Posted 21st Mar 2018
Following a winter spent in the sun in West Africa, the nightingale has flown back across the Sahara and up through Iberia to make its way back to the woods of southern England
To look at, it appears to be a rather drab, unprepossessing bird, and looks a little like a slender robin who forgot to put his red bib on. However, it's not all about looks, and there's certainly more to this tan-coloured book than its cover, once the nightingale has opened its mouth.
By the start of May, the woods in southern England will be resounding with the song of the nightingale, who 'singest of summer in full-throated ease," as Keats poetically put it in his famous ode. Its song is also a very complicated one, with each male having up to 180 different song elements, a whole range of clicks and churrs, gurgles and croaks, whistles and trills, while the more complex the song, the more successful the male in attracting his mate.
How to do it
Despite what you could have heard, nightingales will not only sing at night. If anything, they will be at their loudest voice first thing in the morning, so be ready to be up early. Nightingales can be found in broadleaved woodlands, south of a line drawn between the Humber and the Severn. Singing from the densest bushes and shrubs, you're more likely to hear their loud song than you are to see the shy singer.
Fingringhoe Wick, a spot in Essex that is a few miles south-east of Colchester, is arguably the best place in the country to listen to the wonderful sound of the nightingale singing. In late April and early May, Fingringhoe Wick will host the astonishing sound of dozens of nightingales, singing their hearts out, on full throttle. Essex Wildlife Trust runs guided walks between late April to mid-April to listen to the sound of 30-40 male nightingales singing at the same time, and any visitor to the nature reserve during this period will be highly likely to hear the song.
Cambridgeshire, Brampton Wood
Lincolnshire, Whisby Nature Park

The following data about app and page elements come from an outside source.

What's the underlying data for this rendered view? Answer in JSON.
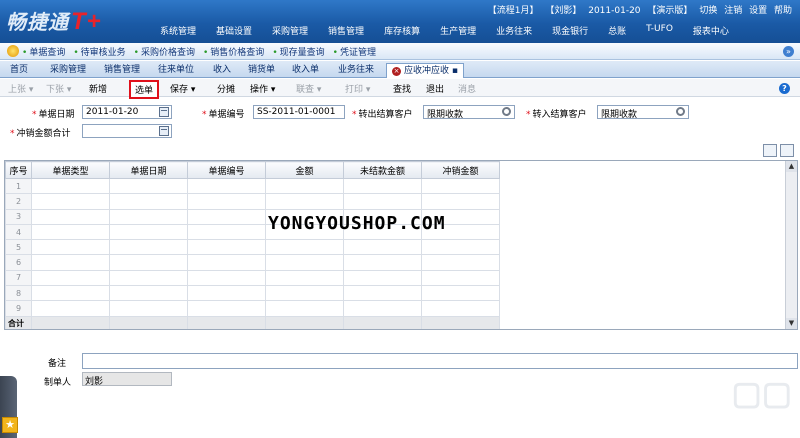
{
  "app": {
    "logo_text": "畅捷通",
    "logo_mark": "T+"
  },
  "status_bar": [
    "【流程1月】",
    "【刘影】",
    "2011-01-20",
    "【演示版】",
    "切换",
    "注销",
    "设置",
    "帮助"
  ],
  "main_menu": [
    "系统管理",
    "基础设置",
    "采购管理",
    "销售管理",
    "库存核算",
    "生产管理",
    "业务往来",
    "现金银行",
    "总账",
    "T-UFO",
    "报表中心"
  ],
  "quick_links": [
    "单据查询",
    "待审核业务",
    "采购价格查询",
    "销售价格查询",
    "现存量查询",
    "凭证管理"
  ],
  "tabs": [
    "首页",
    "采购管理",
    "销售管理",
    "往来单位",
    "收入",
    "销货单",
    "收入单",
    "业务往来",
    "应收冲应收"
  ],
  "toolbar": {
    "prev": "上张",
    "next": "下张",
    "new": "新增",
    "select": "选单",
    "save": "保存",
    "split": "分摊",
    "operate": "操作",
    "linked": "联查",
    "print": "打印",
    "find": "查找",
    "exit": "退出",
    "message": "消息"
  },
  "form": {
    "doc_date_label": "单据日期",
    "doc_date": "2011-01-20",
    "doc_no_label": "单据编号",
    "doc_no": "SS-2011-01-0001",
    "out_customer_label": "转出结算客户",
    "out_customer": "限期收款",
    "in_customer_label": "转入结算客户",
    "in_customer": "限期收款",
    "offset_total_label": "冲销金额合计",
    "offset_total": ""
  },
  "table": {
    "headers": [
      "序号",
      "单据类型",
      "单据日期",
      "单据编号",
      "金额",
      "未结款金额",
      "冲销金额"
    ],
    "row_numbers": [
      "1",
      "2",
      "3",
      "4",
      "5",
      "6",
      "7",
      "8",
      "9"
    ],
    "total_label": "合计"
  },
  "watermark": "YONGYOUSHOP.COM",
  "footer": {
    "remark_label": "备注",
    "maker_label": "制单人",
    "maker": "刘影"
  }
}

Suffolk, Lackford Lakes
Sussex, Woods Mill
Wiltshire, Lower Moor Farm
Information and text courtesy of the Wildlife Trusts / image courtesy of © Essex Wildlife Trust